EXERCISE INPUTS —
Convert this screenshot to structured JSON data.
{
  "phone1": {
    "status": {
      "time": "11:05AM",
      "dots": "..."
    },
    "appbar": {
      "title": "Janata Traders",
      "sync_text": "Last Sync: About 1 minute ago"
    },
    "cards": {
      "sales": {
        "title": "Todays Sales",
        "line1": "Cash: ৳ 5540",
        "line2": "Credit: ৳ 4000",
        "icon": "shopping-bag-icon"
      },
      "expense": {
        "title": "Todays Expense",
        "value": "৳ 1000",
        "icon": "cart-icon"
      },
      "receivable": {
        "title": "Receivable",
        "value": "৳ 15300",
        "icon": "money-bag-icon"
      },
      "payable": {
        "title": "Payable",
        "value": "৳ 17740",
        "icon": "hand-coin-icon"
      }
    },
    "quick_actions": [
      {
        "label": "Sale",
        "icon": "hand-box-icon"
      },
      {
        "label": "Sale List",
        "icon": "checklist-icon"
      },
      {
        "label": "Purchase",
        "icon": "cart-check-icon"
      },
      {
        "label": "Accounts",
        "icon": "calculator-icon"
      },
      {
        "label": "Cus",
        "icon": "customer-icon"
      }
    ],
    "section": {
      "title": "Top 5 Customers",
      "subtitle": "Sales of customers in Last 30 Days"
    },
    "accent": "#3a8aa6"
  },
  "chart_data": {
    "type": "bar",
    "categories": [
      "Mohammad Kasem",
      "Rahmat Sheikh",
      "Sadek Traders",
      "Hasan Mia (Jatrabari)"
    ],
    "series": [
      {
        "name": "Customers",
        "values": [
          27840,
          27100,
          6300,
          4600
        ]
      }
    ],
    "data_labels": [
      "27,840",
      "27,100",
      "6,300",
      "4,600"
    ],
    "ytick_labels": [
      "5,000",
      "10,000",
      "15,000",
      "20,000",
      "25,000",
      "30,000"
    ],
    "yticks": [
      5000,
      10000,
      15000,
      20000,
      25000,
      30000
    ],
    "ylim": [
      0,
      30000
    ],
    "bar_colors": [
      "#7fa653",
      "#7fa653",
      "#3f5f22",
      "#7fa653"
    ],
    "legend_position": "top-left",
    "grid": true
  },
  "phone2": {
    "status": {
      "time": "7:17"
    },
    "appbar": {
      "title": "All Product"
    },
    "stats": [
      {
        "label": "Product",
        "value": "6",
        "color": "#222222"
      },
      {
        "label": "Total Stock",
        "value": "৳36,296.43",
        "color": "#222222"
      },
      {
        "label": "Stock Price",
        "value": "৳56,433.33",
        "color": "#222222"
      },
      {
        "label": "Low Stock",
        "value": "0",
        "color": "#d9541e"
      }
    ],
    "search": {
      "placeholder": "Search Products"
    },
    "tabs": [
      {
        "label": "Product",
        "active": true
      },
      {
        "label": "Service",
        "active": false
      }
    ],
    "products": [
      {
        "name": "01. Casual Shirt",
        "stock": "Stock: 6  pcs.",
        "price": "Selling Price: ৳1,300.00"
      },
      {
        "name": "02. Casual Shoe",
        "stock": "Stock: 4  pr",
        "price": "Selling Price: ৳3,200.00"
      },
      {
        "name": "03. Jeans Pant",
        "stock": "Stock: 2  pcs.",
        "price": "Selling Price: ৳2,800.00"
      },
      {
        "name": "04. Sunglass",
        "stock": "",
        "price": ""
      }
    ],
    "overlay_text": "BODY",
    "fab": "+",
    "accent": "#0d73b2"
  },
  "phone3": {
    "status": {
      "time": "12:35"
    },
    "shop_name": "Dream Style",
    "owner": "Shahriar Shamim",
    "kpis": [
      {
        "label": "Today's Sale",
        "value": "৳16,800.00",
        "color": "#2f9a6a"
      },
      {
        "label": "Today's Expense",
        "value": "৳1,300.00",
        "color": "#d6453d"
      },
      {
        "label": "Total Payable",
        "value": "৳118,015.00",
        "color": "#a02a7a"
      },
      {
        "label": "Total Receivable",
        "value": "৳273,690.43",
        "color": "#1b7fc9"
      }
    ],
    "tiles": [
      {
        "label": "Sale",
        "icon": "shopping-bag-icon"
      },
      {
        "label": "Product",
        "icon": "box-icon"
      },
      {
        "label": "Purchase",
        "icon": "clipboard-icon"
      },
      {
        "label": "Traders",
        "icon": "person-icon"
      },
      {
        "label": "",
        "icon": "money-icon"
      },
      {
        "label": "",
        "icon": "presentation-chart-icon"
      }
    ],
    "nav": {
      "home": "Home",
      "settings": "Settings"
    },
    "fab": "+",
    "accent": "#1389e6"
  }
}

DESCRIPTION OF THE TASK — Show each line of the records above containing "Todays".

SOLUTION —
        "title": "Todays Sales",
        "title": "Todays Expense",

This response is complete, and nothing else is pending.